**Task item:** Give the records below again in full, exactly as written, but without any images.
━━━━━━━━
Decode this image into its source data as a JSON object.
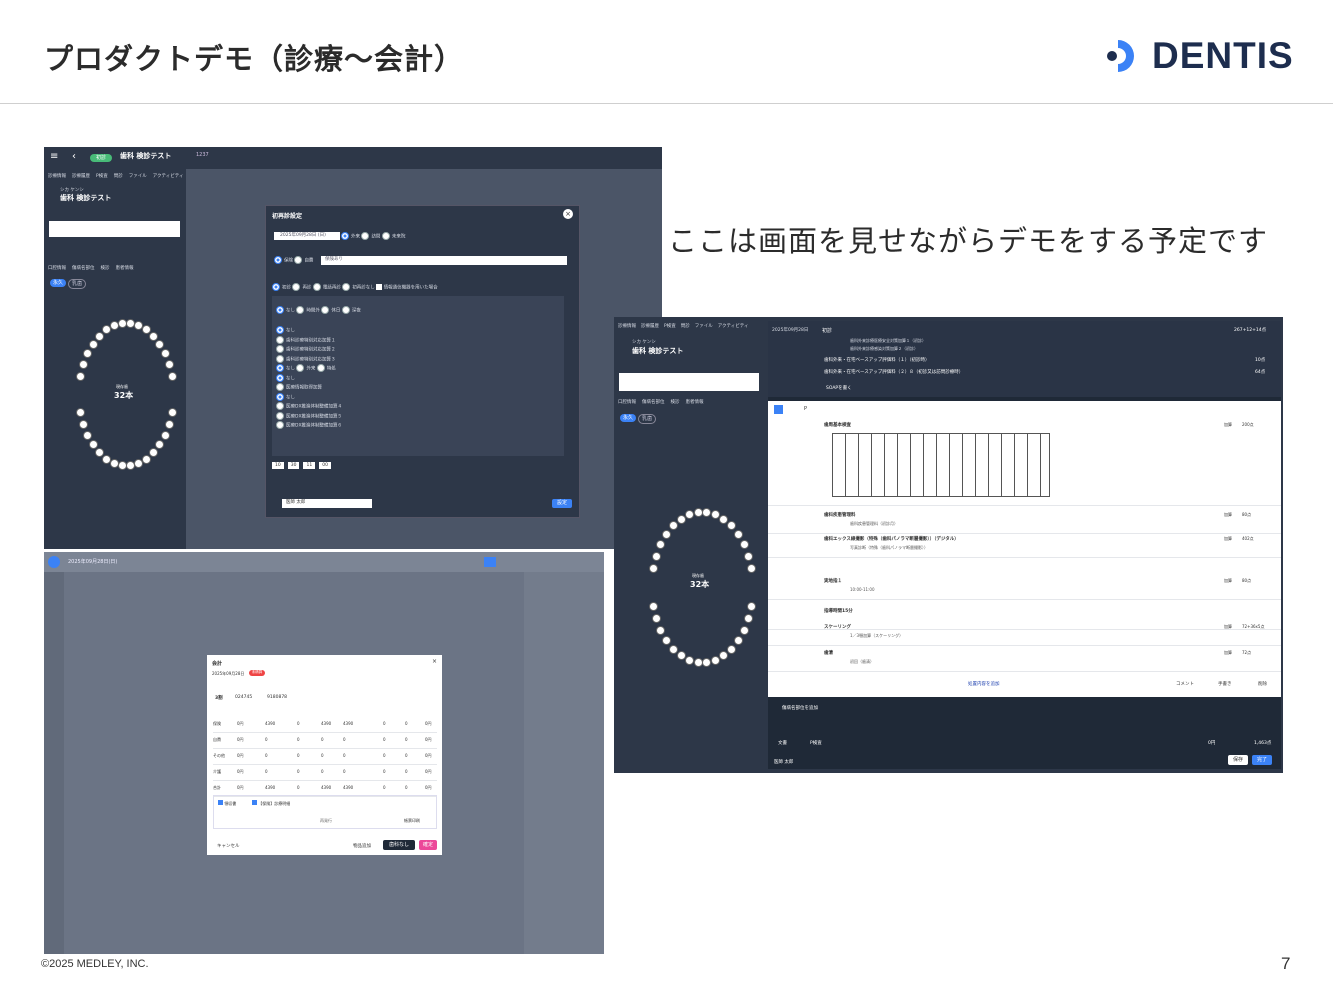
{
  "slide": {
    "title": "プロダクトデモ（診療〜会計）",
    "logo_text": "DENTIS",
    "caption": "ここは画面を見せながらデモをする予定です",
    "copyright": "©2025 MEDLEY, INC.",
    "page_number": "7",
    "colors": {
      "logo_dark": "#1d2d4e",
      "logo_accent": "#3b82f6",
      "app_dark": "#2d3748",
      "app_blue": "#3b82f6"
    }
  },
  "shot1": {
    "patient_name": "歯科 検診テスト",
    "patient_kana": "シカ ケンシ",
    "patient_id": "1237",
    "status_badge": "初診",
    "tabs": [
      "診療情報",
      "診療履歴",
      "P検査",
      "問診",
      "ファイル",
      "アクティビティ"
    ],
    "sub_tabs": [
      "口腔情報",
      "傷病名部位",
      "検診",
      "患者情報"
    ],
    "toggle": [
      "永久",
      "乳歯"
    ],
    "tooth_count": "32本",
    "tooth_label": "現存歯",
    "dialog": {
      "title": "初再診設定",
      "date": "2025年09月28日 (日)",
      "visit_options": [
        "外来",
        "訪問",
        "未来院"
      ],
      "insurance_options": [
        "保険",
        "自費"
      ],
      "insurance_select": "保険あり",
      "category_options": [
        "初診",
        "再診",
        "電話再診",
        "初再診なし"
      ],
      "checkbox_label": "情報通信機器を用いた場合",
      "addon_options": [
        "なし",
        "時間外",
        "休日",
        "深夜"
      ],
      "list1": [
        "なし",
        "歯科診療特別対応加算１",
        "歯科診療特別対応加算２",
        "歯科診療特別対応加算３"
      ],
      "list2": [
        "なし",
        "外来",
        "特処"
      ],
      "list3": [
        "なし",
        "医療情報取得加算"
      ],
      "list4": [
        "なし",
        "医療DX推進体制整備加算４",
        "医療DX推進体制整備加算５",
        "医療DX推進体制整備加算６"
      ],
      "time": [
        "10",
        "30",
        "11",
        "00"
      ],
      "doctor": "医師 太郎",
      "confirm": "設定"
    }
  },
  "shot2": {
    "date": "2025年09月28日(日)",
    "dialog_title": "会計",
    "dialog_date": "2025年09月28日",
    "badge": "未精算",
    "patient_label": "歯科 検診テスト",
    "bank": "3割",
    "numbers": [
      "024745",
      "9180878"
    ],
    "rows": [
      {
        "label": "保険",
        "v1": "0円",
        "v2": "4390",
        "v3": "0",
        "v4": "4390",
        "v5": "4390",
        "v6": "0",
        "v7": "0",
        "v8": "0円"
      },
      {
        "label": "自費",
        "v1": "0円",
        "v2": "0",
        "v3": "0",
        "v4": "0",
        "v5": "0",
        "v6": "0",
        "v7": "0",
        "v8": "0円"
      },
      {
        "label": "その他",
        "v1": "0円",
        "v2": "0",
        "v3": "0",
        "v4": "0",
        "v5": "0",
        "v6": "0",
        "v7": "0",
        "v8": "0円"
      },
      {
        "label": "介護",
        "v1": "0円",
        "v2": "0",
        "v3": "0",
        "v4": "0",
        "v5": "0",
        "v6": "0",
        "v7": "0",
        "v8": "0円"
      },
      {
        "label": "合計",
        "v1": "0円",
        "v2": "4390",
        "v3": "0",
        "v4": "4390",
        "v5": "4390",
        "v6": "0",
        "v7": "0",
        "v8": "0円"
      }
    ],
    "check1": "領収書",
    "check2": "【保険】診療明細",
    "reprint": "再発行",
    "print_btn": "帳票印刷",
    "cancel": "キャンセル",
    "back": "物品追加",
    "no_pay": "歯科なし",
    "confirm": "確定"
  },
  "shot3": {
    "patient_name": "歯科 検診テスト",
    "patient_kana": "シカ ケンシ",
    "patient_id": "1237",
    "tabs": [
      "診療情報",
      "診療履歴",
      "P検査",
      "問診",
      "ファイル",
      "アクティビティ"
    ],
    "sub_tabs": [
      "口腔情報",
      "傷病名部位",
      "検診",
      "患者情報"
    ],
    "toggle": [
      "永久",
      "乳歯"
    ],
    "tooth_count": "32本",
    "tooth_label": "現存歯",
    "record_date": "2025年09月28日",
    "header_total": "267+12+14点",
    "first_visit": "初診",
    "items": [
      {
        "title": "歯科外来診療医療安全対策加算１（初診）",
        "points": ""
      },
      {
        "title": "歯科外来診療感染対策加算２（初診）",
        "points": ""
      },
      {
        "title": "歯科外来・在宅ベースアップ評価料（１）（初診時）",
        "points": "10点"
      },
      {
        "title": "歯科外来・在宅ベースアップ評価料（２）８（初診又は訪問診療時）",
        "points": "64点"
      }
    ],
    "soap": "SOAPを書く",
    "section_p": "P",
    "entries": [
      {
        "title": "歯周基本検査",
        "add": "加算",
        "points": "200点"
      },
      {
        "title": "歯科疾患管理料",
        "sub": "歯科疾患管理料（初診月）",
        "add": "加算",
        "points": "80点"
      },
      {
        "title": "歯科エックス線撮影（特殊（歯科パノラマ断層撮影））（デジタル）",
        "sub": "写真診断（特殊（歯科パノラマ断層撮影））",
        "add": "加算",
        "points": "402点"
      },
      {
        "title": "実地指１",
        "sub": "10:00-11:00",
        "add": "加算",
        "points": "80点"
      },
      {
        "title": "指導時間15分",
        "add": "",
        "points": ""
      },
      {
        "title": "スケーリング",
        "sub": "1／3顎加算（スケーリング）",
        "add": "加算",
        "points": "72+36x5点"
      },
      {
        "title": "歯清",
        "sub": "初回（歯清）",
        "add": "加算",
        "points": "72点"
      }
    ],
    "add_entry": "処置内容を追加",
    "comment": "コメント",
    "handwrite": "手書き",
    "delete": "削除",
    "add_disease": "傷病名部位を追加",
    "bottom_left1": "文書",
    "bottom_left2": "P検査",
    "total_label": "0円",
    "total_points": "1,463点",
    "doctor": "医師 太郎",
    "save": "保存",
    "done": "完了"
  }
}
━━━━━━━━
**Exercise response:**
Decode this image into its source data as a JSON object.
{
  "slide": {
    "title": "プロダクトデモ（診療〜会計）",
    "logo_text": "DENTIS",
    "caption": "ここは画面を見せながらデモをする予定です",
    "copyright": "©2025 MEDLEY, INC.",
    "page_number": "7",
    "colors": {
      "logo_dark": "#1d2d4e",
      "logo_accent": "#3b82f6",
      "app_dark": "#2d3748",
      "app_blue": "#3b82f6"
    }
  },
  "shot1": {
    "patient_name": "歯科 検診テスト",
    "patient_kana": "シカ ケンシ",
    "patient_id": "1237",
    "status_badge": "初診",
    "tabs": [
      "診療情報",
      "診療履歴",
      "P検査",
      "問診",
      "ファイル",
      "アクティビティ"
    ],
    "sub_tabs": [
      "口腔情報",
      "傷病名部位",
      "検診",
      "患者情報"
    ],
    "toggle": [
      "永久",
      "乳歯"
    ],
    "tooth_count": "32本",
    "tooth_label": "現存歯",
    "dialog": {
      "title": "初再診設定",
      "date": "2025年09月28日 (日)",
      "visit_options": [
        "外来",
        "訪問",
        "未来院"
      ],
      "insurance_options": [
        "保険",
        "自費"
      ],
      "insurance_select": "保険あり",
      "category_options": [
        "初診",
        "再診",
        "電話再診",
        "初再診なし"
      ],
      "checkbox_label": "情報通信機器を用いた場合",
      "addon_options": [
        "なし",
        "時間外",
        "休日",
        "深夜"
      ],
      "list1": [
        "なし",
        "歯科診療特別対応加算１",
        "歯科診療特別対応加算２",
        "歯科診療特別対応加算３"
      ],
      "list2": [
        "なし",
        "外来",
        "特処"
      ],
      "list3": [
        "なし",
        "医療情報取得加算"
      ],
      "list4": [
        "なし",
        "医療DX推進体制整備加算４",
        "医療DX推進体制整備加算５",
        "医療DX推進体制整備加算６"
      ],
      "time": [
        "10",
        "30",
        "11",
        "00"
      ],
      "doctor": "医師 太郎",
      "confirm": "設定"
    }
  },
  "shot2": {
    "date": "2025年09月28日(日)",
    "dialog_title": "会計",
    "dialog_date": "2025年09月28日",
    "badge": "未精算",
    "patient_label": "歯科 検診テスト",
    "bank": "3割",
    "numbers": [
      "024745",
      "9180878"
    ],
    "rows": [
      {
        "label": "保険",
        "v1": "0円",
        "v2": "4390",
        "v3": "0",
        "v4": "4390",
        "v5": "4390",
        "v6": "0",
        "v7": "0",
        "v8": "0円"
      },
      {
        "label": "自費",
        "v1": "0円",
        "v2": "0",
        "v3": "0",
        "v4": "0",
        "v5": "0",
        "v6": "0",
        "v7": "0",
        "v8": "0円"
      },
      {
        "label": "その他",
        "v1": "0円",
        "v2": "0",
        "v3": "0",
        "v4": "0",
        "v5": "0",
        "v6": "0",
        "v7": "0",
        "v8": "0円"
      },
      {
        "label": "介護",
        "v1": "0円",
        "v2": "0",
        "v3": "0",
        "v4": "0",
        "v5": "0",
        "v6": "0",
        "v7": "0",
        "v8": "0円"
      },
      {
        "label": "合計",
        "v1": "0円",
        "v2": "4390",
        "v3": "0",
        "v4": "4390",
        "v5": "4390",
        "v6": "0",
        "v7": "0",
        "v8": "0円"
      }
    ],
    "check1": "領収書",
    "check2": "【保険】診療明細",
    "reprint": "再発行",
    "print_btn": "帳票印刷",
    "cancel": "キャンセル",
    "back": "物品追加",
    "no_pay": "歯科なし",
    "confirm": "確定"
  },
  "shot3": {
    "patient_name": "歯科 検診テスト",
    "patient_kana": "シカ ケンシ",
    "patient_id": "1237",
    "tabs": [
      "診療情報",
      "診療履歴",
      "P検査",
      "問診",
      "ファイル",
      "アクティビティ"
    ],
    "sub_tabs": [
      "口腔情報",
      "傷病名部位",
      "検診",
      "患者情報"
    ],
    "toggle": [
      "永久",
      "乳歯"
    ],
    "tooth_count": "32本",
    "tooth_label": "現存歯",
    "record_date": "2025年09月28日",
    "header_total": "267+12+14点",
    "first_visit": "初診",
    "items": [
      {
        "title": "歯科外来診療医療安全対策加算１（初診）",
        "points": ""
      },
      {
        "title": "歯科外来診療感染対策加算２（初診）",
        "points": ""
      },
      {
        "title": "歯科外来・在宅ベースアップ評価料（１）（初診時）",
        "points": "10点"
      },
      {
        "title": "歯科外来・在宅ベースアップ評価料（２）８（初診又は訪問診療時）",
        "points": "64点"
      }
    ],
    "soap": "SOAPを書く",
    "section_p": "P",
    "entries": [
      {
        "title": "歯周基本検査",
        "add": "加算",
        "points": "200点"
      },
      {
        "title": "歯科疾患管理料",
        "sub": "歯科疾患管理料（初診月）",
        "add": "加算",
        "points": "80点"
      },
      {
        "title": "歯科エックス線撮影（特殊（歯科パノラマ断層撮影））（デジタル）",
        "sub": "写真診断（特殊（歯科パノラマ断層撮影））",
        "add": "加算",
        "points": "402点"
      },
      {
        "title": "実地指１",
        "sub": "10:00-11:00",
        "add": "加算",
        "points": "80点"
      },
      {
        "title": "指導時間15分",
        "add": "",
        "points": ""
      },
      {
        "title": "スケーリング",
        "sub": "1／3顎加算（スケーリング）",
        "add": "加算",
        "points": "72+36x5点"
      },
      {
        "title": "歯清",
        "sub": "初回（歯清）",
        "add": "加算",
        "points": "72点"
      }
    ],
    "add_entry": "処置内容を追加",
    "comment": "コメント",
    "handwrite": "手書き",
    "delete": "削除",
    "add_disease": "傷病名部位を追加",
    "bottom_left1": "文書",
    "bottom_left2": "P検査",
    "total_label": "0円",
    "total_points": "1,463点",
    "doctor": "医師 太郎",
    "save": "保存",
    "done": "完了"
  }
}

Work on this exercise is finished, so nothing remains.